Keane suggested afterwards – in that Today FM interview – that some of what he had said had been tongue in cheek but the generally critical tone was clear. McClean admits some of those involved should have done better.

“I thought his comments, to be honest, were spot on,” he said. “Not everyone can always have a good game but the bare minimum is that a player should put 110 per cent into his performance. You should come off the pitch, good game or bad game, saying, well, you know what, I gave everything.

“It might not have come off, but least I can say I put 100 per cent in. So he was spot on. I can only speak for myself but I’m here, I want to play and I’m not just happy to be here. I want to do everything I can to play as much as possible. So I thought he was bang on with his comments.”

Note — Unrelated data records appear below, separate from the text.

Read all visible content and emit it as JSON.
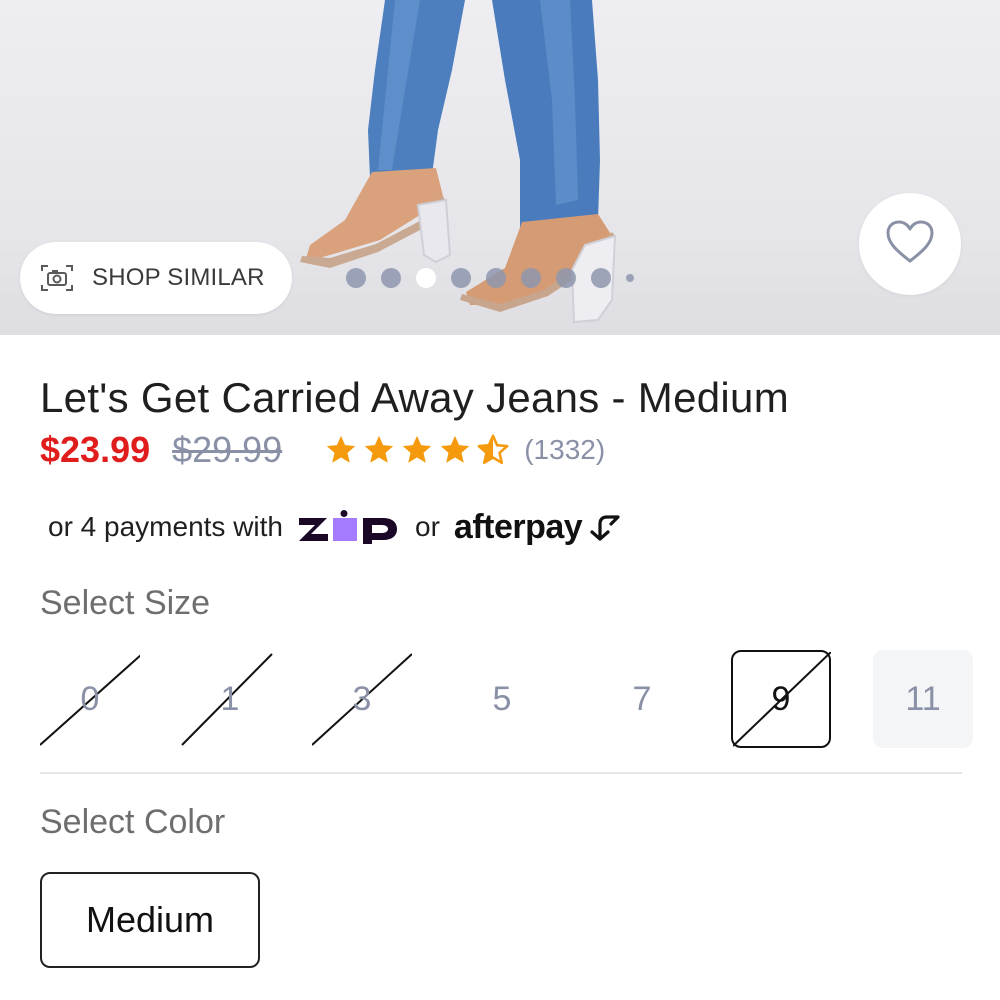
{
  "hero": {
    "shop_similar_label": "SHOP SIMILAR",
    "carousel_total_dots": 9,
    "carousel_active_index": 3
  },
  "product": {
    "title": "Let's Get Carried Away Jeans - Medium",
    "sale_price": "$23.99",
    "original_price": "$29.99",
    "rating": 4.5,
    "review_count": "(1332)"
  },
  "payments": {
    "prefix": "or 4 payments with",
    "zip_logo": "ZIP",
    "middle": "or",
    "afterpay_logo": "afterpay"
  },
  "size_section": {
    "label": "Select Size",
    "options": [
      {
        "label": "0",
        "available": false
      },
      {
        "label": "1",
        "available": false
      },
      {
        "label": "3",
        "available": false
      },
      {
        "label": "5",
        "available": true
      },
      {
        "label": "7",
        "available": true
      },
      {
        "label": "9",
        "available": false,
        "selected": true
      },
      {
        "label": "11",
        "available": true
      }
    ]
  },
  "color_section": {
    "label": "Select Color",
    "options": [
      {
        "label": "Medium",
        "selected": true
      }
    ]
  },
  "colors": {
    "sale_red": "#e01d1d",
    "muted_gray_blue": "#8a91a6",
    "star_orange": "#f59a0c",
    "zip_purple": "#a47aff",
    "zip_navy": "#1a0826"
  },
  "icons": {
    "shop_similar": "camera-frame-icon",
    "favorite": "heart-outline-icon",
    "rating": "star-icon",
    "afterpay_mark": "afterpay-arrows-icon"
  }
}
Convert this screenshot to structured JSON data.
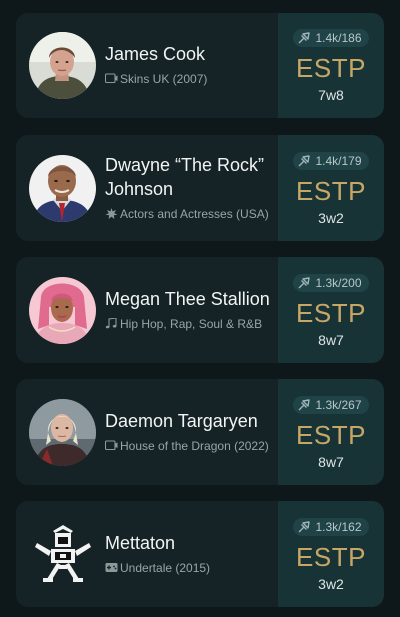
{
  "profiles": [
    {
      "name": "James Cook",
      "category": "Skins UK (2007)",
      "category_icon": "tv-icon",
      "votes": "1.4k/186",
      "type": "ESTP",
      "wing": "7w8",
      "avatar": "avatar-photo-young-man-hoodie"
    },
    {
      "name": "Dwayne “The Rock” Johnson",
      "category": "Actors and Actresses (USA)",
      "category_icon": "star-burst-icon",
      "votes": "1.4k/179",
      "type": "ESTP",
      "wing": "3w2",
      "avatar": "avatar-photo-bald-man"
    },
    {
      "name": "Megan Thee Stallion",
      "category": "Hip Hop, Rap, Soul & R&B",
      "category_icon": "music-note-icon",
      "votes": "1.3k/200",
      "type": "ESTP",
      "wing": "8w7",
      "avatar": "avatar-photo-woman-pink-hair"
    },
    {
      "name": "Daemon Targaryen",
      "category": "House of the Dragon (2022)",
      "category_icon": "tv-icon",
      "votes": "1.3k/267",
      "type": "ESTP",
      "wing": "8w7",
      "avatar": "avatar-photo-platinum-hair"
    },
    {
      "name": "Mettaton",
      "category": "Undertale (2015)",
      "category_icon": "gamepad-icon",
      "votes": "1.3k/162",
      "type": "ESTP",
      "wing": "3w2",
      "avatar": "avatar-sprite-robot"
    }
  ],
  "colors": {
    "background": "#0e1719",
    "card": "#152326",
    "card_right": "#173336",
    "type_gold": "#c7a767",
    "votes_pill": "#1f4347"
  }
}
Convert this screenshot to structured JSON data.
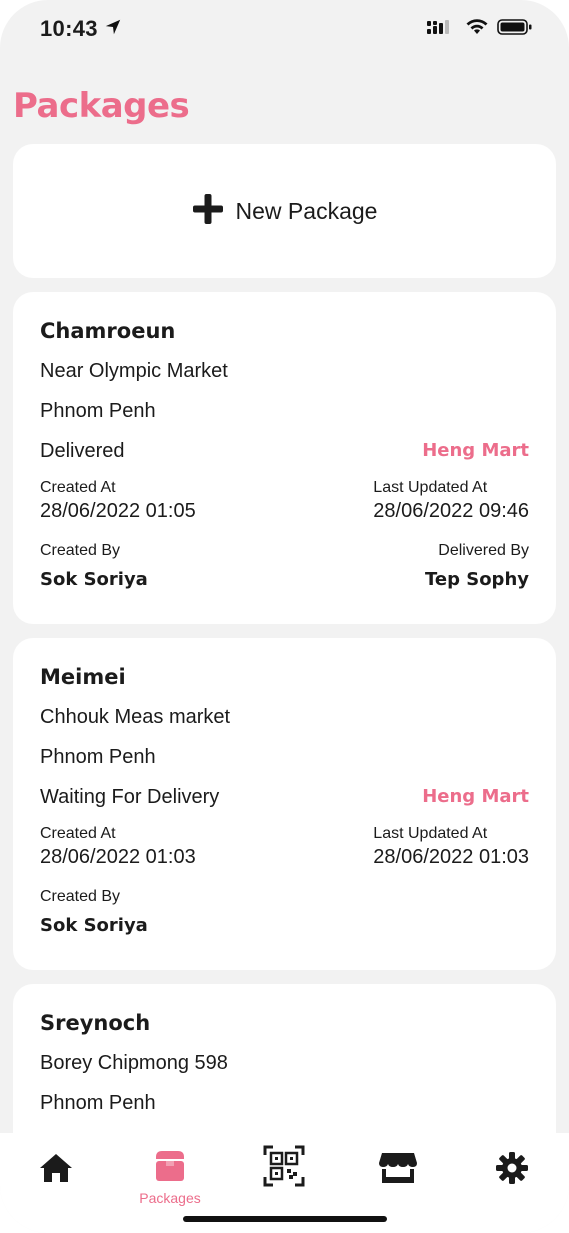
{
  "status_bar": {
    "time": "10:43"
  },
  "header": {
    "title": "Packages"
  },
  "new_package": {
    "label": "New Package"
  },
  "packages": [
    {
      "name": "Chamroeun",
      "address": "Near Olympic Market",
      "city": "Phnom Penh",
      "status": "Delivered",
      "shop": "Heng Mart",
      "created_at_label": "Created At",
      "created_at": "28/06/2022 01:05",
      "updated_at_label": "Last Updated At",
      "updated_at": "28/06/2022 09:46",
      "created_by_label": "Created By",
      "created_by": "Sok Soriya",
      "delivered_by_label": "Delivered By",
      "delivered_by": "Tep Sophy"
    },
    {
      "name": "Meimei",
      "address": "Chhouk Meas market",
      "city": "Phnom Penh",
      "status": "Waiting For Delivery",
      "shop": "Heng Mart",
      "created_at_label": "Created At",
      "created_at": "28/06/2022 01:03",
      "updated_at_label": "Last Updated At",
      "updated_at": "28/06/2022 01:03",
      "created_by_label": "Created By",
      "created_by": "Sok Soriya"
    },
    {
      "name": "Sreynoch",
      "address": "Borey Chipmong 598",
      "city": "Phnom Penh"
    }
  ],
  "tab_bar": {
    "active_tab": "packages",
    "packages_label": "Packages",
    "icons": [
      "home-icon",
      "package-icon",
      "qr-code-icon",
      "store-icon",
      "gear-icon"
    ]
  },
  "colors": {
    "accent": "#ec6d8b",
    "background": "#f2f2f2",
    "card": "#ffffff",
    "text": "#1b1b1b"
  }
}
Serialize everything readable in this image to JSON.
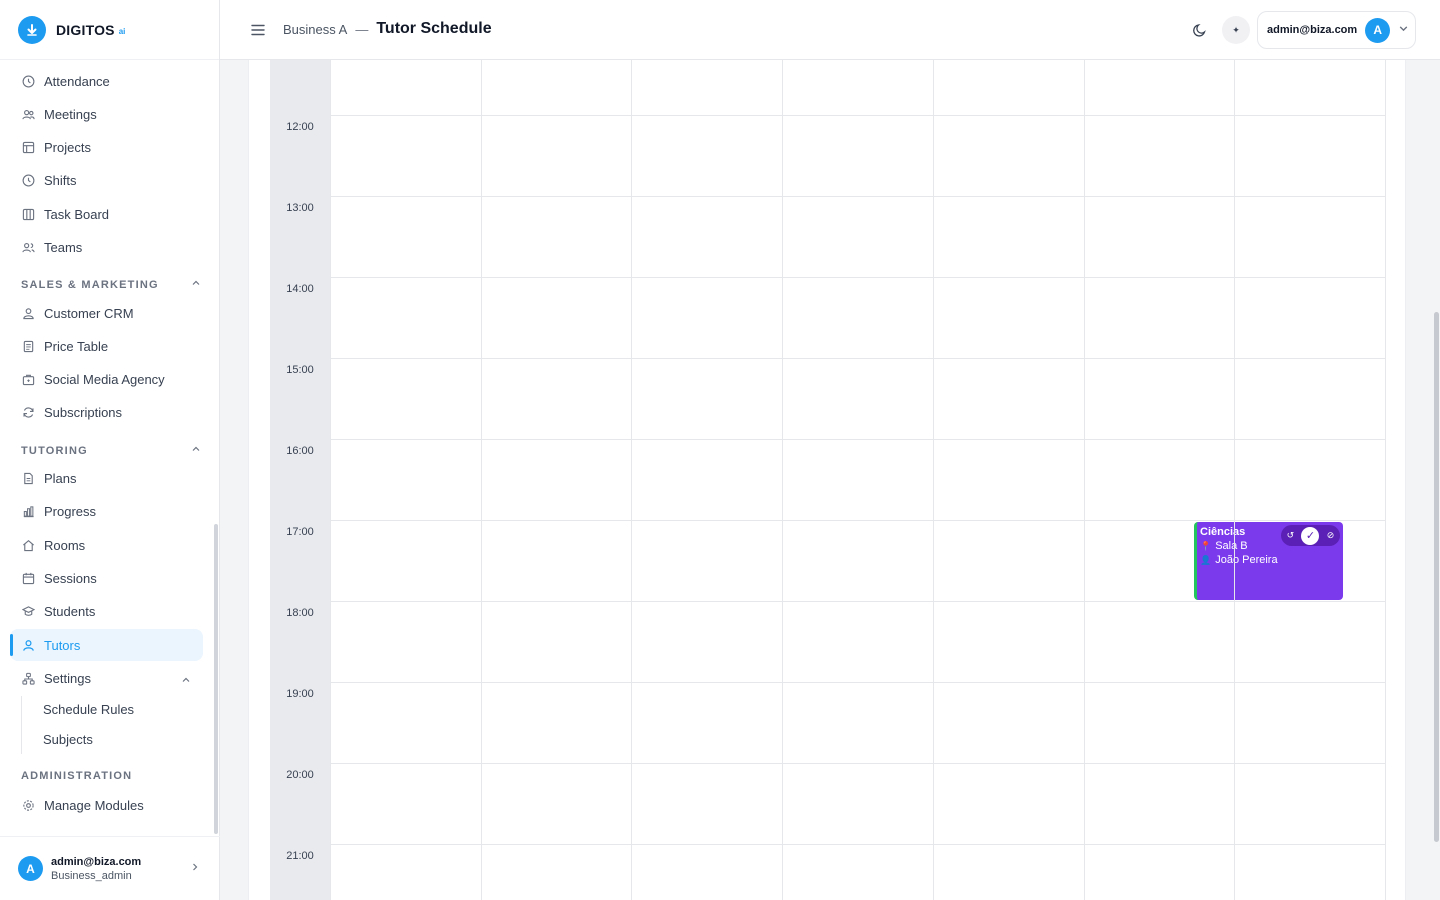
{
  "brand": {
    "name": "DIGITOS",
    "sub": "ai"
  },
  "header": {
    "business": "Business A",
    "separator": "—",
    "page_title": "Tutor Schedule",
    "user_email": "admin@biza.com",
    "avatar_initial": "A"
  },
  "sidebar": {
    "items": [
      {
        "label": "Attendance",
        "icon": "clock-icon"
      },
      {
        "label": "Meetings",
        "icon": "users-icon"
      },
      {
        "label": "Projects",
        "icon": "layout-icon"
      },
      {
        "label": "Shifts",
        "icon": "clock-icon"
      },
      {
        "label": "Task Board",
        "icon": "columns-icon"
      },
      {
        "label": "Teams",
        "icon": "users-icon"
      }
    ],
    "sales_title": "SALES & MARKETING",
    "sales_items": [
      {
        "label": "Customer CRM",
        "icon": "contacts-icon"
      },
      {
        "label": "Price Table",
        "icon": "document-icon"
      },
      {
        "label": "Social Media Agency",
        "icon": "briefcase-icon"
      },
      {
        "label": "Subscriptions",
        "icon": "refresh-icon"
      }
    ],
    "tutoring_title": "TUTORING",
    "tutoring_items": [
      {
        "label": "Plans",
        "icon": "file-icon"
      },
      {
        "label": "Progress",
        "icon": "bar-chart-icon"
      },
      {
        "label": "Rooms",
        "icon": "home-icon"
      },
      {
        "label": "Sessions",
        "icon": "calendar-icon"
      },
      {
        "label": "Students",
        "icon": "graduation-cap-icon"
      },
      {
        "label": "Tutors",
        "icon": "user-icon",
        "active": true
      }
    ],
    "settings": {
      "label": "Settings",
      "icon": "hierarchy-icon",
      "children": [
        "Schedule Rules",
        "Subjects"
      ]
    },
    "admin_title": "ADMINISTRATION",
    "admin_items": [
      {
        "label": "Manage Modules",
        "icon": "gear-icon"
      }
    ],
    "footer": {
      "email": "admin@biza.com",
      "role": "Business_admin",
      "avatar_initial": "A"
    }
  },
  "calendar": {
    "times": [
      "12:00",
      "13:00",
      "14:00",
      "15:00",
      "16:00",
      "17:00",
      "18:00",
      "19:00",
      "20:00",
      "21:00"
    ],
    "event": {
      "title": "Ciências",
      "room": "Sala B",
      "tutor": "João Pereira",
      "color": "#7c3aed",
      "status_color": "#22c55e"
    }
  },
  "colors": {
    "accent": "#1d9bf0",
    "event": "#7c3aed",
    "event_border": "#22c55e"
  }
}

The 27 year-old’s performance was not quite what he would have hoped for but, as he suggests, he certainly could not be accused of not giving his all, something he seems always to do, whether for club or country.

Creggan mentality

“I think it’s got a lot to do with where I grew up, where I was raised,” he says. “Like many places we had to fight for everything but for our identity more than anything. Not everybody’s raised the same. Everybody’s got different backgrounds, different cultures, different ways they were raised. It’s just the Creggan mentality. So it comes naturally. We have that fighting mentality, we give everything.

“I was a fan growing up as well so just sitting in front of the TV watching games when you were a young boy and things weren’t going well, you’d be thinking, ‘if I could do this’ or ‘I could do that’. Well, now I am in a position where luckily enough maybe I can do something about it. So I just try and give it my all.”

After getting married a couple of weeks ago, McClean has had to defer his honeymoon until after the tournament with his wife, Erin, on something like standby.

“We want to be in the tournament as long as we can be,” he says. “I would sacrifice a honeymoon all day long for that. And I’m sure my missus would understand as well. Hopefully we can postpone the honeymoon for as a long as possible. She’ll be coming to the Euros. That was always the plan. Fair play to her: she knows that the football comes first and she has always supported me.”

Emmet Malone

Emmet Malone

Emmet Malone is Industry and Employment Correspondent at The Irish Times